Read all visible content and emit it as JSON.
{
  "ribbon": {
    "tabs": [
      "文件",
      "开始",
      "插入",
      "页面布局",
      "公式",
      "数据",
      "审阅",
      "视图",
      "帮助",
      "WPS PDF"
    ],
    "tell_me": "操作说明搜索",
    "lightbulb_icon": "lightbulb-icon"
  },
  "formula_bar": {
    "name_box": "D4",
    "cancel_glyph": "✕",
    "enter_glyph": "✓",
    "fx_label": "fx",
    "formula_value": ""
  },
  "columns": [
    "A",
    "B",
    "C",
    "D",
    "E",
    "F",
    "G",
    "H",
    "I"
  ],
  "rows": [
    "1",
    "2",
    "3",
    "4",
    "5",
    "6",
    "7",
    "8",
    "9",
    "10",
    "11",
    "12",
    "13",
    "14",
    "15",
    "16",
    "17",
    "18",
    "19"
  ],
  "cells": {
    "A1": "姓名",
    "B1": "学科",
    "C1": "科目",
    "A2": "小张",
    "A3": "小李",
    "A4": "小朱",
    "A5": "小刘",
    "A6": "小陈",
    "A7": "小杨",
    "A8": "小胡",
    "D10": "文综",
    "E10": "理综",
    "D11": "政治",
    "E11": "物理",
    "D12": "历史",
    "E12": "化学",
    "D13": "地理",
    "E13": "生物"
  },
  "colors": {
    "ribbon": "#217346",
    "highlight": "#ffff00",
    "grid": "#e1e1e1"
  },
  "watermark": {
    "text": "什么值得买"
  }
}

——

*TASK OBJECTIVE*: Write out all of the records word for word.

*ANSWER BELOW*:
Read all visible content and emit it as JSON.
{
  "ribbon": {
    "tabs": [
      "文件",
      "开始",
      "插入",
      "页面布局",
      "公式",
      "数据",
      "审阅",
      "视图",
      "帮助",
      "WPS PDF"
    ],
    "tell_me": "操作说明搜索",
    "lightbulb_icon": "lightbulb-icon"
  },
  "formula_bar": {
    "name_box": "D4",
    "cancel_glyph": "✕",
    "enter_glyph": "✓",
    "fx_label": "fx",
    "formula_value": ""
  },
  "columns": [
    "A",
    "B",
    "C",
    "D",
    "E",
    "F",
    "G",
    "H",
    "I"
  ],
  "rows": [
    "1",
    "2",
    "3",
    "4",
    "5",
    "6",
    "7",
    "8",
    "9",
    "10",
    "11",
    "12",
    "13",
    "14",
    "15",
    "16",
    "17",
    "18",
    "19"
  ],
  "cells": {
    "A1": "姓名",
    "B1": "学科",
    "C1": "科目",
    "A2": "小张",
    "A3": "小李",
    "A4": "小朱",
    "A5": "小刘",
    "A6": "小陈",
    "A7": "小杨",
    "A8": "小胡",
    "D10": "文综",
    "E10": "理综",
    "D11": "政治",
    "E11": "物理",
    "D12": "历史",
    "E12": "化学",
    "D13": "地理",
    "E13": "生物"
  },
  "colors": {
    "ribbon": "#217346",
    "highlight": "#ffff00",
    "grid": "#e1e1e1"
  },
  "watermark": {
    "text": "什么值得买"
  }
}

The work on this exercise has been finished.